A rail gun on the moon, imagined by the Space Studies Institute

A rail gun on the moon, imagined by the Space Studies Institute

  1. Design and deploy a self-replicating swarm of small solar collector satellites that can use the solar power they collect to maneuver and change the orientation of gossamer-thin collector/reflector foils. That’s easier written than done, of course. But practical work on all aspects of this vision has been underway for decades, including the hardest part, the self-replicating machine. Small, self-maneuvering satellites could (hypothetically) remain in formation despite the buffeting from solar winds and such, and change their orientation to allow sunlight to pass or to reflect it away from the Earth. Even now, Elon Musk’s satellite company experiments with coatings and maneuvering to make the Starlink satellites less of an eyesore from the ground.
Fanciful fantasy of butterfly satellites

Fanciful fantasy of butterfly satellites

  1. To solve for the impossibility of a huge flat structure that straddles many parallels, and for the story convenience of giant more-or-less rectangular shadows cast in the northern hemisphere, I combine the idea of a swarm of maneuverable satellites with an orbital configuration that is more flexible than a circular orbit at MEO: a nested elliptical or ‘rolling torus’ orbit. Nested elliptical orbits would support a larger swarm that could (by adjusting thin-film reflector/collector orientation) either block sunlight or allow it to pass to a selectable part of the Earth’s surface. Here an article on rolling torus structures in astronomy. And below is a not very well scaled illustration of a few satellites in nested elliptical orbits around the Earth. There would need to be billions of them, of course.
Illustration by the author composed from images borrowed from academic sites.

Illustration by the author composed from images borrowed from academic sites.

  1. Solutions commonly proposed for getting collected power down to Earth include beaming it in microwaves to large receivers on the surface. But this requires that there by one or more orbiting transmitters that are stationary relative to the Earth’s surface, and the non-stationary collectors would need to transmit power first to them. I didn’t have a detailed design for this, but I did leave an oblique reference to a geostationary artificial moon in The Gem Merchant’s Son.

  2. Too much cooling! The cooling effect of the long shades described in the stories would be enough to push the world into a catastrophic ice age. The planet would have to run quite a fever to need such drastic treatment. I do have a backstory explanation–but it will have to wait for a future novel.

So, that’s the vision behind Ard’s Girdle: thousands of millions of solar-powered, self-repairing, self-replicating, self-maneuvering, adaptive satellites with enough swarm intelligence to keep up their Earth-cooling, power-collecting job for millennia after their creators have forgotten why they exist.

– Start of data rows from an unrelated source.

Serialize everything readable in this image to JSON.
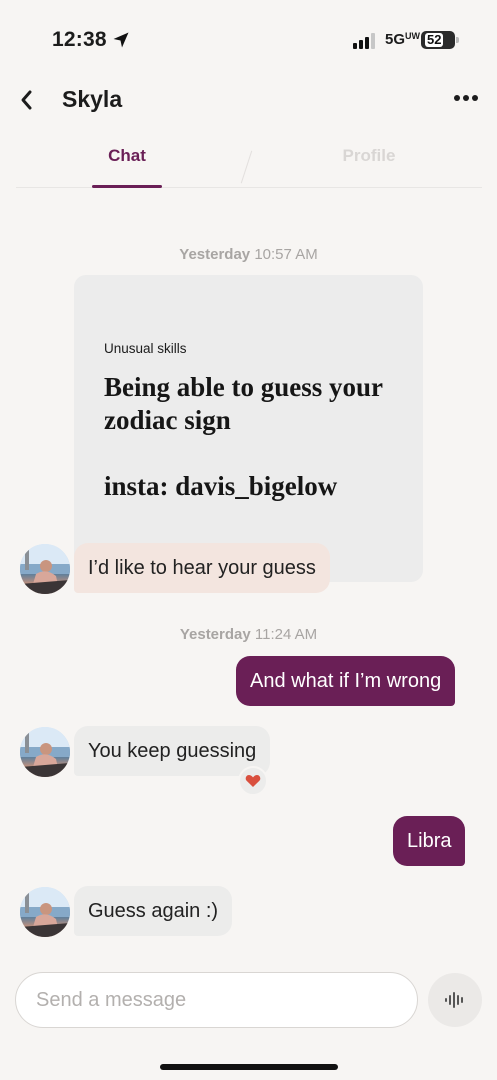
{
  "status_bar": {
    "time": "12:38",
    "network": "5G",
    "network_suffix": "UW",
    "battery": "52",
    "icons": [
      "location-arrow-icon",
      "signal-icon",
      "battery-icon"
    ]
  },
  "header": {
    "title": "Skyla",
    "back_icon": "chevron-left-icon",
    "more_icon": "more-dots-icon"
  },
  "tabs": [
    {
      "label": "Chat",
      "active": true
    },
    {
      "label": "Profile",
      "active": false
    }
  ],
  "accent_color": "#6a1f56",
  "messages": {
    "timestamp_1": {
      "day": "Yesterday",
      "time": "10:57 AM"
    },
    "prompt": {
      "question": "Unusual skills",
      "answer": "Being able to guess your zodiac sign\n\ninsta: davis_bigelow"
    },
    "msg_1": "I’d like to hear your guess",
    "timestamp_2": {
      "day": "Yesterday",
      "time": "11:24 AM"
    },
    "msg_2": "And what if I’m wrong",
    "msg_3": "You keep guessing",
    "msg_3_reaction": "heart-icon",
    "msg_4": "Libra",
    "msg_5": "Guess again :)"
  },
  "composer": {
    "placeholder": "Send a message",
    "voice_icon": "voice-waveform-icon"
  }
}
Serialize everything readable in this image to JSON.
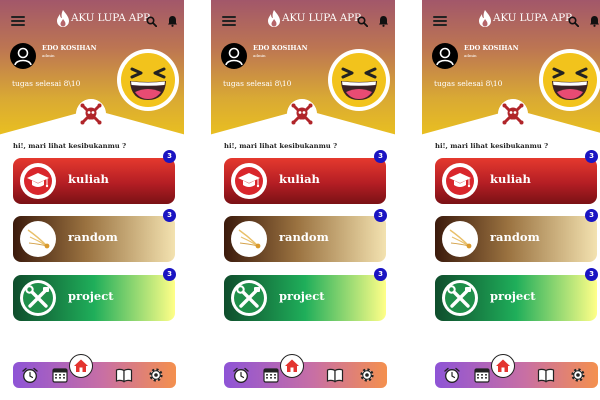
{
  "screens": [
    {
      "header": {
        "app_title": "AKU LUPA APP"
      },
      "user": {
        "name": "EDO KOSIHAN",
        "role": "admin"
      },
      "tasks_label": "tugas selesai 8\\10",
      "greeting": "hi!, mari lihat kesibukanmu ?",
      "cards": [
        {
          "label": "kuliah",
          "badge": "3"
        },
        {
          "label": "random",
          "badge": "3"
        },
        {
          "label": "project",
          "badge": "3"
        }
      ]
    },
    {
      "header": {
        "app_title": "AKU LUPA APP"
      },
      "user": {
        "name": "EDO KOSIHAN",
        "role": "admin"
      },
      "tasks_label": "tugas selesai 8\\10",
      "greeting": "hi!, mari lihat kesibukanmu ?",
      "cards": [
        {
          "label": "kuliah",
          "badge": "3"
        },
        {
          "label": "random",
          "badge": "3"
        },
        {
          "label": "project",
          "badge": "3"
        }
      ]
    },
    {
      "header": {
        "app_title": "AKU LUPA APP"
      },
      "user": {
        "name": "EDO KOSIHAN",
        "role": "admin"
      },
      "tasks_label": "tugas selesai 8\\10",
      "greeting": "hi!, mari lihat kesibukanmu ?",
      "cards": [
        {
          "label": "kuliah",
          "badge": "3"
        },
        {
          "label": "random",
          "badge": "3"
        },
        {
          "label": "project",
          "badge": "3"
        }
      ]
    }
  ],
  "icons": {
    "menu": "hamburger-menu-icon",
    "logo": "flame-logo-icon",
    "search": "search-icon",
    "notifications": "bell-icon",
    "avatar": "user-avatar-icon",
    "mood": "laughing-emoji-icon",
    "crossbones": "skull-crossbones-icon",
    "kuliah": "graduation-cap-icon",
    "random": "comet-icon",
    "project": "tools-icon",
    "nav": [
      "alarm-clock-icon",
      "calendar-icon",
      "home-icon",
      "book-icon",
      "settings-gear-icon"
    ]
  },
  "colors": {
    "header_top": "#a2576a",
    "header_bottom": "#ebc21e",
    "kuliah_card": "#c4232a",
    "random_card": "#9a7240",
    "project_card": "#1fae5a",
    "badge": "#1a14c2",
    "navbar_left": "#8e54d6",
    "navbar_right": "#f4904e"
  }
}
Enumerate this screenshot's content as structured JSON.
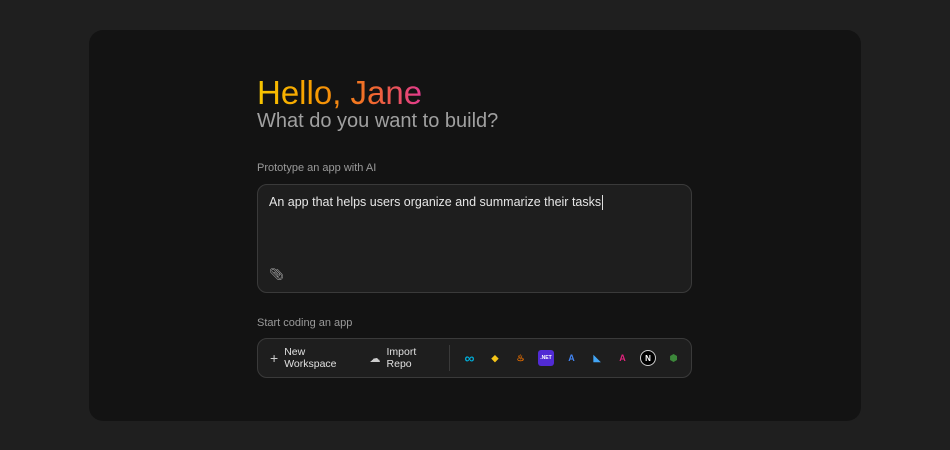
{
  "greeting": "Hello, Jane",
  "subtitle": "What do you want to build?",
  "prototype": {
    "label": "Prototype an app with AI",
    "value": "An app that helps users organize and summarize their tasks"
  },
  "coding": {
    "label": "Start coding an app",
    "new_workspace": "New Workspace",
    "import_repo": "Import Repo"
  },
  "frameworks": [
    {
      "name": "go",
      "glyph": "∞",
      "color": "#00acd7",
      "bg": "transparent"
    },
    {
      "name": "python",
      "glyph": "◆",
      "color": "#f5c518",
      "bg": "transparent"
    },
    {
      "name": "java",
      "glyph": "♨",
      "color": "#e76f00",
      "bg": "transparent"
    },
    {
      "name": "dotnet",
      "glyph": ".NET",
      "color": "#ffffff",
      "bg": "#512bd4"
    },
    {
      "name": "android-studio",
      "glyph": "A",
      "color": "#4285f4",
      "bg": "transparent"
    },
    {
      "name": "flutter",
      "glyph": "◣",
      "color": "#42a5f5",
      "bg": "transparent"
    },
    {
      "name": "angular",
      "glyph": "A",
      "color": "#e0237c",
      "bg": "transparent"
    },
    {
      "name": "nextjs",
      "glyph": "N",
      "color": "#ffffff",
      "bg": "#000000"
    },
    {
      "name": "nodejs",
      "glyph": "⬢",
      "color": "#3c873a",
      "bg": "transparent"
    }
  ]
}
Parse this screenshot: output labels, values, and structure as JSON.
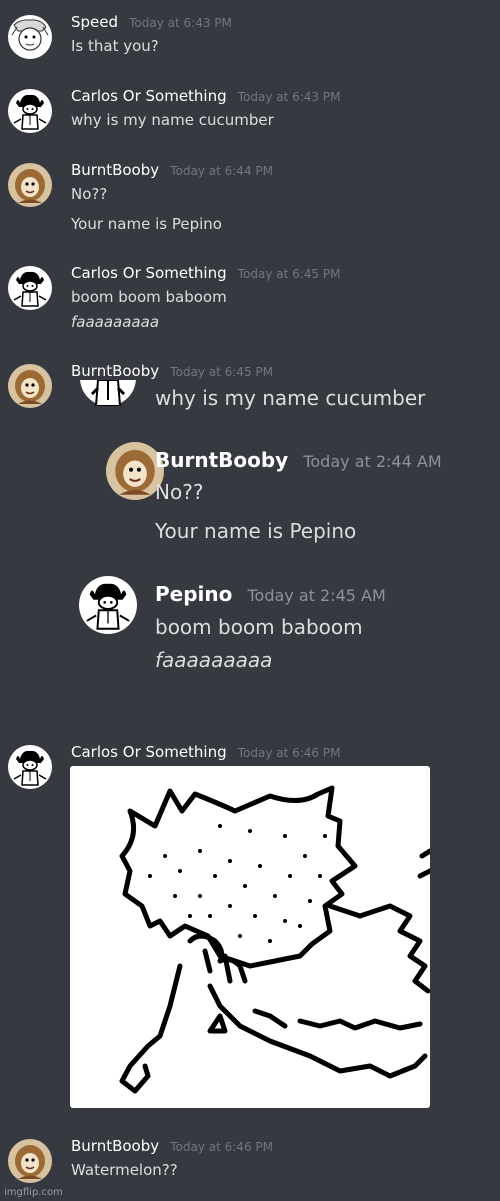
{
  "messages": [
    {
      "author": "Speed",
      "timestamp": "Today at 6:43 PM",
      "lines": [
        "Is that you?"
      ]
    },
    {
      "author": "Carlos Or Something",
      "timestamp": "Today at 6:43 PM",
      "lines": [
        "why is my name cucumber"
      ]
    },
    {
      "author": "BurntBooby",
      "timestamp": "Today at 6:44 PM",
      "lines": [
        "No??",
        "Your name is Pepino"
      ]
    },
    {
      "author": "Carlos Or Something",
      "timestamp": "Today at 6:45 PM",
      "lines": [
        "boom boom baboom",
        "faaaaaaaaa"
      ]
    },
    {
      "author": "BurntBooby",
      "timestamp": "Today at 6:45 PM",
      "lines": []
    },
    {
      "author": "Carlos Or Something",
      "timestamp": "Today at 6:46 PM",
      "lines": []
    },
    {
      "author": "BurntBooby",
      "timestamp": "Today at 6:46 PM",
      "lines": [
        "Watermelon??"
      ]
    }
  ],
  "embedded_screenshot": {
    "top_line": "why is my name cucumber",
    "messages": [
      {
        "author": "BurntBooby",
        "timestamp": "Today at 2:44 AM",
        "lines": [
          "No??",
          "Your name is Pepino"
        ]
      },
      {
        "author": "Pepino",
        "timestamp": "Today at 2:45 AM",
        "lines": [
          "boom boom baboom",
          "faaaaaaaaa"
        ]
      }
    ]
  },
  "watermark": "imgflip.com",
  "colors": {
    "background": "#36393f",
    "username": "#ffffff",
    "timestamp": "#72767d",
    "text": "#dcddde"
  }
}
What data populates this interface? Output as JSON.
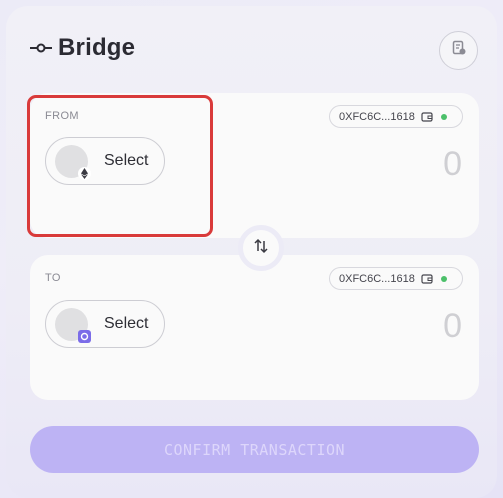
{
  "header": {
    "title": "Bridge",
    "icon": "bridge-icon",
    "history_icon": "history-icon"
  },
  "from_panel": {
    "label": "FROM",
    "address": "0XFC6C...1618",
    "wallet_icon": "wallet-icon",
    "status": "connected",
    "select_label": "Select",
    "token_badge_icon": "ethereum-icon",
    "amount": "0"
  },
  "to_panel": {
    "label": "TO",
    "address": "0XFC6C...1618",
    "wallet_icon": "wallet-icon",
    "status": "connected",
    "select_label": "Select",
    "token_badge_icon": "chain-icon",
    "amount": "0"
  },
  "swap": {
    "icon": "swap-arrows-icon"
  },
  "confirm": {
    "label": "CONFIRM TRANSACTION"
  },
  "colors": {
    "accent": "#bdb3f4",
    "highlight": "#d93a3a",
    "status_dot": "#4cc06a",
    "chain_badge": "#7b6ce8"
  }
}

For the science-minded: would such a swarm really be the best way to cool the Earth if we’re foolish enough to allow global warming to continue? Probably not. A more practical idea is to position a large refractor or Fresnel lens at the L1 Lagrange Point between the sun and Earth. That idea and others are referenced in the same Acta Astronautica paper mentioned earlier, and in Wikipedia.

To conclude: Some physics problems with this space-based megastructure are worse than with the quickly-spinning world idea, but my A/B experiments with Beta readers tell me that the shades cast by Ard’s Girdle are more palatable than the short days were. In other words, it seems easier for fantasy readers to suspend disbelief with regard to skylands and old tech than to adapt to an unusual length of the natural day. The old tech also dovetails better with the post-post-apocalyptic backstory of the novels.